Lehua Pia, 10, who had just arrived with her family, said she was looking forward to her school represented in the parade. She’s in fifth grade at Kawaikini Public Charter School in Puhi and said the performers on her school’s float sing Hawaiian Christmas songs like “Mele Kalikimaka” and another one about Santa Claus, who says, “Ho! Ho! Ho! Aloha!”
Her classmate, Gabby Mendez, 9, said her favorite float last year was “the one with all the lights” and “the one with a boat in the middle.”
“We thought we came from the only place where the weather could change by the minute,” said Laurie Koenig, sitting next to her husband Bill. She looked out at the pouring rain from her seat under the awning at Kauai Beer Company an hour before the parade was set to start.
“The weather has been so unpredictable, but that’s not going to stop us,” she said. “We love it here.”
Laurie and Bill are visiting the island from their home in Calgary, Canada and said Lights on Rice reminded them of their own parade back home, the Calgary Stampede, which attracts over a million people from all over the world.

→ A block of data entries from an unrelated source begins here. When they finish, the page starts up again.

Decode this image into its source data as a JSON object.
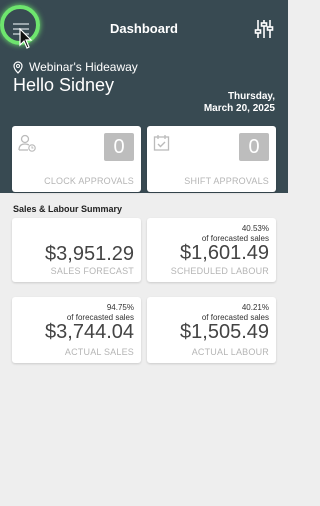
{
  "header": {
    "title": "Dashboard",
    "location": "Webinar's Hideaway",
    "greeting": "Hello Sidney",
    "date_line1": "Thursday,",
    "date_line2": "March 20, 2025"
  },
  "approvals": [
    {
      "label": "CLOCK APPROVALS",
      "count": "0",
      "icon": "user-clock-icon"
    },
    {
      "label": "SHIFT APPROVALS",
      "count": "0",
      "icon": "calendar-check-icon"
    }
  ],
  "summary": {
    "title": "Sales & Labour Summary",
    "cards": [
      {
        "label": "SALES FORECAST",
        "amount": "$3,951.29"
      },
      {
        "pct": "40.53%",
        "pct_note": "of forecasted sales",
        "label": "SCHEDULED LABOUR",
        "amount": "$1,601.49"
      },
      {
        "pct": "94.75%",
        "pct_note": "of forecasted sales",
        "label": "ACTUAL SALES",
        "amount": "$3,744.04"
      },
      {
        "pct": "40.21%",
        "pct_note": "of forecasted sales",
        "label": "ACTUAL LABOUR",
        "amount": "$1,505.49"
      }
    ]
  },
  "colors": {
    "header_bg": "#384a52",
    "page_bg": "#eeeeee",
    "highlight": "#6ee56e"
  }
}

Kauai’s annual parade isn’t quite as large, but it is growing. This year’s parade featured 60 floats and 3,000 performers, according to event sponsors.
A minute or two after 6:30 p.m., somebody near the intersection of Rice and Hardy Street said, “Oh. They’re coming.”
Lights came into view as old hot rod cars pulled onto the road and revved their engines. A giant truck sparkling from the wheels to the roof in a rainbow of lights followed behind a troop of marching JROTC cadets. Aunties passed out candy canes to the kids along the street.
Christmas came to Kauai.
Caleb Loehrer, staff writer, can be reached at 245-0441 or email@example.com.
Source: The Garden Island